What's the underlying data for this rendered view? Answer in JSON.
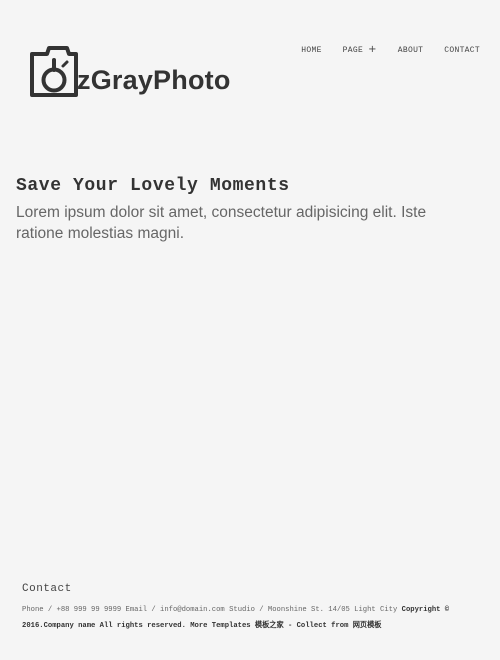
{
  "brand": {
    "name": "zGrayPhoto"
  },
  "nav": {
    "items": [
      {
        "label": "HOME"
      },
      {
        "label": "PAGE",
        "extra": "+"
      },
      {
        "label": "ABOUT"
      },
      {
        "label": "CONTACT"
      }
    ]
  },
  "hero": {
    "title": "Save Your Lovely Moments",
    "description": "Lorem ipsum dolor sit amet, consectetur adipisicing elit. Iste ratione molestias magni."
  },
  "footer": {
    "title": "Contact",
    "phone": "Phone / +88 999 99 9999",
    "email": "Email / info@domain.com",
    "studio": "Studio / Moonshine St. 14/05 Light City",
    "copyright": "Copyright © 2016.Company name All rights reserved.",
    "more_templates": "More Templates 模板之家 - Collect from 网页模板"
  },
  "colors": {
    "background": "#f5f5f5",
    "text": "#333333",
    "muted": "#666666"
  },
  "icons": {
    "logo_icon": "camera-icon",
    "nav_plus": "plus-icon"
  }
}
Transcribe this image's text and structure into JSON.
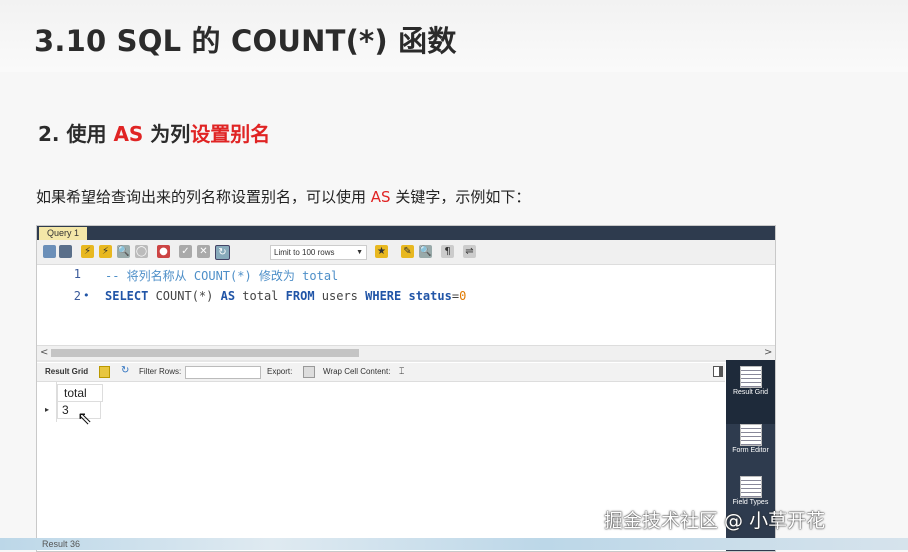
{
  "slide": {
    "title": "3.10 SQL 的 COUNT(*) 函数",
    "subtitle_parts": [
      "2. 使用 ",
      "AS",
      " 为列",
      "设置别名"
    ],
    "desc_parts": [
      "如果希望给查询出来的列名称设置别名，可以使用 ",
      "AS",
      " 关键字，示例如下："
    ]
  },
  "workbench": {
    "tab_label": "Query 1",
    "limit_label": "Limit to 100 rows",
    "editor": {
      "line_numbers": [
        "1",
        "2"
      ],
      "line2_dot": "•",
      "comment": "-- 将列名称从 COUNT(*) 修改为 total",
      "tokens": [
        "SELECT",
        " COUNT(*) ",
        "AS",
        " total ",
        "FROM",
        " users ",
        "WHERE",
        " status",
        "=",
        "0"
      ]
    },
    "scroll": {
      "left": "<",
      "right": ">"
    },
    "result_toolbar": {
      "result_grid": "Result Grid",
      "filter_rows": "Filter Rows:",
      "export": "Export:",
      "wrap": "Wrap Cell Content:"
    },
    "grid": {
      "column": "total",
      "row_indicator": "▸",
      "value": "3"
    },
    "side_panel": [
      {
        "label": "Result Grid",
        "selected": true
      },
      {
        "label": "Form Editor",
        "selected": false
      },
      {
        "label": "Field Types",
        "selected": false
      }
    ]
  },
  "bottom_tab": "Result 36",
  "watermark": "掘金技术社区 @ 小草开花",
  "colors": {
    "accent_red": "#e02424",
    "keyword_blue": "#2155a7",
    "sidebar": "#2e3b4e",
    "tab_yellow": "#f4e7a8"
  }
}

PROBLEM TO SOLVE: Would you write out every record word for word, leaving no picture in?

REPLY:
What's the underlying data for this rendered view? Answer in JSON.
{
  "brand": {
    "name": "zGrayPhoto"
  },
  "nav": {
    "items": [
      {
        "label": "HOME"
      },
      {
        "label": "PAGE",
        "extra": "+"
      },
      {
        "label": "ABOUT"
      },
      {
        "label": "CONTACT"
      }
    ]
  },
  "hero": {
    "title": "Save Your Lovely Moments",
    "description": "Lorem ipsum dolor sit amet, consectetur adipisicing elit. Iste ratione molestias magni."
  },
  "footer": {
    "title": "Contact",
    "phone": "Phone / +88 999 99 9999",
    "email": "Email / info@domain.com",
    "studio": "Studio / Moonshine St. 14/05 Light City",
    "copyright": "Copyright © 2016.Company name All rights reserved.",
    "more_templates": "More Templates 模板之家 - Collect from 网页模板"
  },
  "colors": {
    "background": "#f5f5f5",
    "text": "#333333",
    "muted": "#666666"
  },
  "icons": {
    "logo_icon": "camera-icon",
    "nav_plus": "plus-icon"
  }
}
Transcribe this image's text and structure into JSON.
{
  "slide": {
    "title": "3.10 SQL 的 COUNT(*) 函数",
    "subtitle_parts": [
      "2. 使用 ",
      "AS",
      " 为列",
      "设置别名"
    ],
    "desc_parts": [
      "如果希望给查询出来的列名称设置别名，可以使用 ",
      "AS",
      " 关键字，示例如下："
    ]
  },
  "workbench": {
    "tab_label": "Query 1",
    "limit_label": "Limit to 100 rows",
    "editor": {
      "line_numbers": [
        "1",
        "2"
      ],
      "line2_dot": "•",
      "comment": "-- 将列名称从 COUNT(*) 修改为 total",
      "tokens": [
        "SELECT",
        " COUNT(*) ",
        "AS",
        " total ",
        "FROM",
        " users ",
        "WHERE",
        " status",
        "=",
        "0"
      ]
    },
    "scroll": {
      "left": "<",
      "right": ">"
    },
    "result_toolbar": {
      "result_grid": "Result Grid",
      "filter_rows": "Filter Rows:",
      "export": "Export:",
      "wrap": "Wrap Cell Content:"
    },
    "grid": {
      "column": "total",
      "row_indicator": "▸",
      "value": "3"
    },
    "side_panel": [
      {
        "label": "Result Grid",
        "selected": true
      },
      {
        "label": "Form Editor",
        "selected": false
      },
      {
        "label": "Field Types",
        "selected": false
      }
    ]
  },
  "bottom_tab": "Result 36",
  "watermark": "掘金技术社区 @ 小草开花",
  "colors": {
    "accent_red": "#e02424",
    "keyword_blue": "#2155a7",
    "sidebar": "#2e3b4e",
    "tab_yellow": "#f4e7a8"
  }
}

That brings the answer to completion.